:: SOURCE RECORDS ::

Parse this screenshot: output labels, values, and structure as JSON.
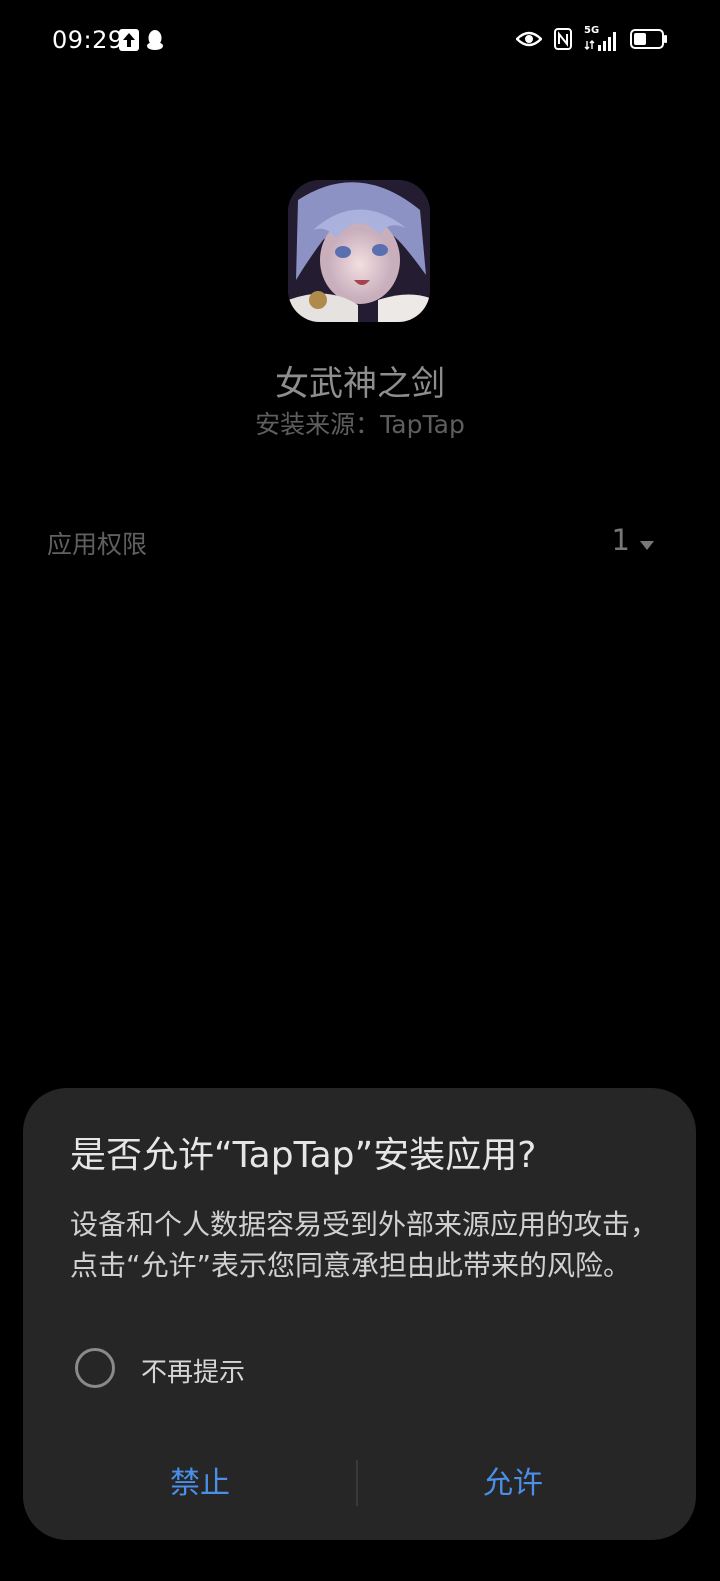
{
  "status_bar": {
    "time": "09:29",
    "left_icons": [
      "upload-icon",
      "qq-penguin-icon"
    ],
    "right_icons": [
      "eye-icon",
      "nfc-icon",
      "5g-signal-icon",
      "battery-icon"
    ],
    "network_label": "5G"
  },
  "app": {
    "name": "女武神之剑",
    "install_source": "安装来源：TapTap"
  },
  "permissions": {
    "label": "应用权限",
    "count": "1"
  },
  "dialog": {
    "title": "是否允许“TapTap”安装应用?",
    "message": "设备和个人数据容易受到外部来源应用的攻击，点击“允许”表示您同意承担由此带来的风险。",
    "checkbox_label": "不再提示",
    "deny_label": "禁止",
    "allow_label": "允许",
    "accent_color": "#4b8fe8"
  }
}
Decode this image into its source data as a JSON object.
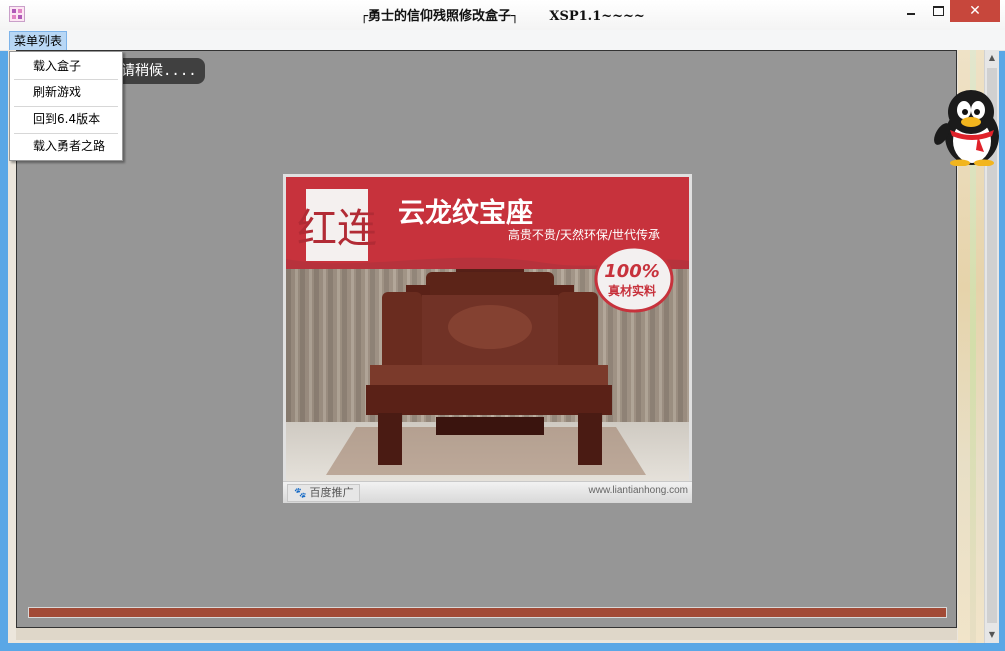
{
  "window": {
    "title": "┌勇士的信仰残照修改盒子┐",
    "version": "XSP1.1~~~~",
    "close_label": "✕"
  },
  "menubar": {
    "menu_label": "菜单列表"
  },
  "dropdown": {
    "items": [
      {
        "label": "载入盒子"
      },
      {
        "label": "刷新游戏"
      },
      {
        "label": "回到6.4版本"
      },
      {
        "label": "载入勇者之路"
      }
    ]
  },
  "loading_text": "请稍候....",
  "ad": {
    "brand_logo": "红连",
    "headline": "云龙纹宝座",
    "tagline": "高贵不贵/天然环保/世代传承",
    "badge_percent": "100%",
    "badge_text": "真材实料",
    "footer_label": "百度推广",
    "url": "www.liantianhong.com"
  },
  "progress": {
    "fraction": 1.0,
    "color": "#a24a36"
  },
  "colors": {
    "close_button": "#c7473c",
    "panel": "#969696",
    "ad_banner": "#c7323c"
  }
}
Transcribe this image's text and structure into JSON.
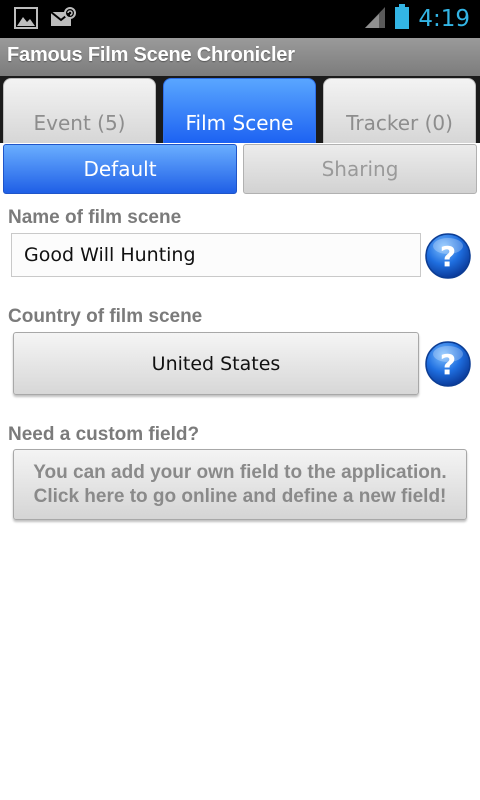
{
  "status_bar": {
    "time": "4:19",
    "left_icons": [
      "image-icon",
      "sync-mail-icon"
    ],
    "right_icons": [
      "signal-icon",
      "battery-icon"
    ],
    "accent_color": "#33b5e5"
  },
  "app": {
    "title": "Famous Film Scene Chronicler"
  },
  "tabs": [
    {
      "label": "Event (5)",
      "active": false
    },
    {
      "label": "Film Scene",
      "active": true
    },
    {
      "label": "Tracker (0)",
      "active": false
    }
  ],
  "sub_tabs": [
    {
      "label": "Default",
      "active": true
    },
    {
      "label": "Sharing",
      "active": false
    }
  ],
  "form": {
    "name_label": "Name of film scene",
    "name_value": "Good Will Hunting",
    "country_label": "Country of film scene",
    "country_value": "United States",
    "custom_label": "Need a custom field?",
    "custom_button_line1": "You can add your own field to the application.",
    "custom_button_line2": "Click here to go online and define a new field!"
  },
  "colors": {
    "active_tab": "#1d62f2",
    "help_icon": "#1a63d6"
  }
}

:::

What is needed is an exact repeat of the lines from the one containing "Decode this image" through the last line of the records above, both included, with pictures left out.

Decode this image into its source data as a JSON object.
{
  "window": {
    "title": "┌勇士的信仰残照修改盒子┐",
    "version": "XSP1.1~~~~",
    "close_label": "✕"
  },
  "menubar": {
    "menu_label": "菜单列表"
  },
  "dropdown": {
    "items": [
      {
        "label": "载入盒子"
      },
      {
        "label": "刷新游戏"
      },
      {
        "label": "回到6.4版本"
      },
      {
        "label": "载入勇者之路"
      }
    ]
  },
  "loading_text": "请稍候....",
  "ad": {
    "brand_logo": "红连",
    "headline": "云龙纹宝座",
    "tagline": "高贵不贵/天然环保/世代传承",
    "badge_percent": "100%",
    "badge_text": "真材实料",
    "footer_label": "百度推广",
    "url": "www.liantianhong.com"
  },
  "progress": {
    "fraction": 1.0,
    "color": "#a24a36"
  },
  "colors": {
    "close_button": "#c7473c",
    "panel": "#969696",
    "ad_banner": "#c7323c"
  }
}
Transcribe this image's text and structure into JSON.
{
  "status_bar": {
    "time": "4:19",
    "left_icons": [
      "image-icon",
      "sync-mail-icon"
    ],
    "right_icons": [
      "signal-icon",
      "battery-icon"
    ],
    "accent_color": "#33b5e5"
  },
  "app": {
    "title": "Famous Film Scene Chronicler"
  },
  "tabs": [
    {
      "label": "Event (5)",
      "active": false
    },
    {
      "label": "Film Scene",
      "active": true
    },
    {
      "label": "Tracker (0)",
      "active": false
    }
  ],
  "sub_tabs": [
    {
      "label": "Default",
      "active": true
    },
    {
      "label": "Sharing",
      "active": false
    }
  ],
  "form": {
    "name_label": "Name of film scene",
    "name_value": "Good Will Hunting",
    "country_label": "Country of film scene",
    "country_value": "United States",
    "custom_label": "Need a custom field?",
    "custom_button_line1": "You can add your own field to the application.",
    "custom_button_line2": "Click here to go online and define a new field!"
  },
  "colors": {
    "active_tab": "#1d62f2",
    "help_icon": "#1a63d6"
  }
}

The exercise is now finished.